I often hear from other Next Gen philanthropists that they worry their work will be negatively impacted by family dynamics, but there are certain things you can put in place that can help such as having really clear roles. With my children, we’re taking a similar approach to my parents, which is that we’re involving them in lots of elements of giving which aren’t linked to the GMSP Foundation. Our focus is on giving them this sense of spiritual solidarity – respecting others, giving whatever they can and creating a positive impact on the world through their actions. We engage them in conversation about the world around them – and especially around their own privilege.

9. What are the lessons that you have learnt in your philanthropic journey that you would impart to your children, or even other philanthropists, if they came to you?

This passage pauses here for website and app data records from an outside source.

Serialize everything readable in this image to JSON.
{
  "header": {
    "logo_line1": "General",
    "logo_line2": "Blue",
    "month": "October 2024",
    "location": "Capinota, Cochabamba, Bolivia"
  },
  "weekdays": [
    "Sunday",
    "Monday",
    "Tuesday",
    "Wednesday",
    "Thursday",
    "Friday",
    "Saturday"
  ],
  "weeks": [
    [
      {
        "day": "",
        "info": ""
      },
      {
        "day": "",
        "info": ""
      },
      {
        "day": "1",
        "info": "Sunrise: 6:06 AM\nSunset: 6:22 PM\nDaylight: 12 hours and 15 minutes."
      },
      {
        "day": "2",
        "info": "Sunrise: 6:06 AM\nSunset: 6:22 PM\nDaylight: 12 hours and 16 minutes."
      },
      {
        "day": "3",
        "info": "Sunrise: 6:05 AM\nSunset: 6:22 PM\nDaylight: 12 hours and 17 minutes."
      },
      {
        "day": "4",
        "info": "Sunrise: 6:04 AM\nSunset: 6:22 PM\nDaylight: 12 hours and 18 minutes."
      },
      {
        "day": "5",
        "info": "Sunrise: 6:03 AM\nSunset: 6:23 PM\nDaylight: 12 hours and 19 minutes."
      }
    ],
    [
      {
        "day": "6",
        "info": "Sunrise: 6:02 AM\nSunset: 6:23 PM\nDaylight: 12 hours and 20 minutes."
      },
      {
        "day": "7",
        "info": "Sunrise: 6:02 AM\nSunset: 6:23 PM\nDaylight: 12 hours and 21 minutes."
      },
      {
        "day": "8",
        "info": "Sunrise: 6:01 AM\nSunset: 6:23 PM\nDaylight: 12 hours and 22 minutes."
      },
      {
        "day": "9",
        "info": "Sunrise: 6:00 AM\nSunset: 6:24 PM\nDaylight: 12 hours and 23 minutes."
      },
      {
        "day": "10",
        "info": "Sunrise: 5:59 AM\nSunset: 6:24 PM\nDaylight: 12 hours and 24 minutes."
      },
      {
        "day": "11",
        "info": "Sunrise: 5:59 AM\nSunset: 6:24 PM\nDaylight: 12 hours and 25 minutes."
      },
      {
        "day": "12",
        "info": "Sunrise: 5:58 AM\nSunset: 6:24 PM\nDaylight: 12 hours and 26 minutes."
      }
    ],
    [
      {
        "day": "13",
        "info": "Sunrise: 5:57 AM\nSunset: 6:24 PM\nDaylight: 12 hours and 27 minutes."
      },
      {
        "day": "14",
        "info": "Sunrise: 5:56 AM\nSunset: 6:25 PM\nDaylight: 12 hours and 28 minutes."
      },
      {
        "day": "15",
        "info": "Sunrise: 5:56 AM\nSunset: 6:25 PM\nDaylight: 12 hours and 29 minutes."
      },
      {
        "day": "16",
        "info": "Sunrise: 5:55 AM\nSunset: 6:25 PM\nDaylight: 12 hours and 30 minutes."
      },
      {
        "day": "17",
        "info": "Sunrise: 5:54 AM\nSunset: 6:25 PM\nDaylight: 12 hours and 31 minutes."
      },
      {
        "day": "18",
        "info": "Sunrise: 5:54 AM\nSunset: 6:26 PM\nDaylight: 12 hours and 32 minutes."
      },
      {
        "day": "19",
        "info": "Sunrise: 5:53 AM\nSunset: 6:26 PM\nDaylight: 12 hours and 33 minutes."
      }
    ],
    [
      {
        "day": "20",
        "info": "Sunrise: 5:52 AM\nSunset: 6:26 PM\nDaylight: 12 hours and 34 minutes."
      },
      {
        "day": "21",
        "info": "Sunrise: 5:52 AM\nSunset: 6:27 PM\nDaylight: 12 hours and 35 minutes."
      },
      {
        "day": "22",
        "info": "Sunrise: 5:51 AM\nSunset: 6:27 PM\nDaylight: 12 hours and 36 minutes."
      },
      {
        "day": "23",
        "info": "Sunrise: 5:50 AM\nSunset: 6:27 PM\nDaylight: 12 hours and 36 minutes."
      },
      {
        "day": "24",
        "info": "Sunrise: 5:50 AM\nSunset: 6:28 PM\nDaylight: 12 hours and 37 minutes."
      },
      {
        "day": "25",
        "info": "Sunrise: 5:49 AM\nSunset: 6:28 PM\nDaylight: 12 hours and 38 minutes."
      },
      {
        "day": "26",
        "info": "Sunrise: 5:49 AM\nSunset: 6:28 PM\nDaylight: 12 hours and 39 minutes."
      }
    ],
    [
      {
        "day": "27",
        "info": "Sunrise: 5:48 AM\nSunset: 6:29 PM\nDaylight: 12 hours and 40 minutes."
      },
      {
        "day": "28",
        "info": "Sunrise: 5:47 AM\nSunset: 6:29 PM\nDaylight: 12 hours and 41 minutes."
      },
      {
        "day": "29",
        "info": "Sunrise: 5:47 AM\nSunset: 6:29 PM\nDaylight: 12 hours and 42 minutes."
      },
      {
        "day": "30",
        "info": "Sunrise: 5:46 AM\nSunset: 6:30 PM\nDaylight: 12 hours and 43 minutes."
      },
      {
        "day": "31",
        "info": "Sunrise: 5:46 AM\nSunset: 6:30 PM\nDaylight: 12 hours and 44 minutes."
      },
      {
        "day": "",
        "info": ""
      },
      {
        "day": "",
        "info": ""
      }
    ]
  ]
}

I would say number one is to get out of your own echo chamber. We don’t know what we don’t know. If you can get out of your echo chamber, you can develop a much better understanding of the issues that you’re funding. Have a look at where you mix, what kind of circles? Whose voices are you listening to? We see a huge polarisation in our society now so this point about hearing other perspectives is even more important.

Number two is to know practically how much time you have to give. I see a lot of philanthropists completely overwhelmed with application volumes. If you know you can only give a day a week of your time, don’t get involved in application reviews for example. Get the support you need to ensure you don’t slow down the work. 

Number three is to know yourself in the deeper sense.  What sparks joy for you? What do you want your legacy to be when you die? And number four – be mindful of family dynamics – segment your “stakeholders” like good businesses segment their customers. For example, my father is a “numbers man” and wants to see the spreadsheet while my mother is a “heart person” and she wants to know the individual stories of impact.

10. How do you see the general philanthropic landscape changing over the next decade?

The biggest wealth transfer in history is going to happen in the next generation and that’s going to go to women. I think the Next Gen thinks very differently about funding movements, funding activism and philanthropy and will hopefully move along that curve. I hope we will meet the challenge of funding collaboratively and in a coordinated way.

Quick fire round

Favourite charity: Dasra (a strategic philanthropy organisation facilitating partnerships between funders, non-profits, business, and government in order to help India achieve the SDGs by 2030).

Favourite philanthropist: Lynne Smitham (The Kiawah Trust, which helps educate and empower adolescent girls from disadvantaged communities in India).

Best philanthropic initiative: Think Equal, the charity for social and emotional learning for children.

Three most important skills in philanthropy: Introspecting, listening with humility and being in solidarity with your partners.

Your favourite charity campaign: Jan Sahas migrant campaign or, more generally, #MeToo. I think charity campaigns can be isolated, but movements are more powerful.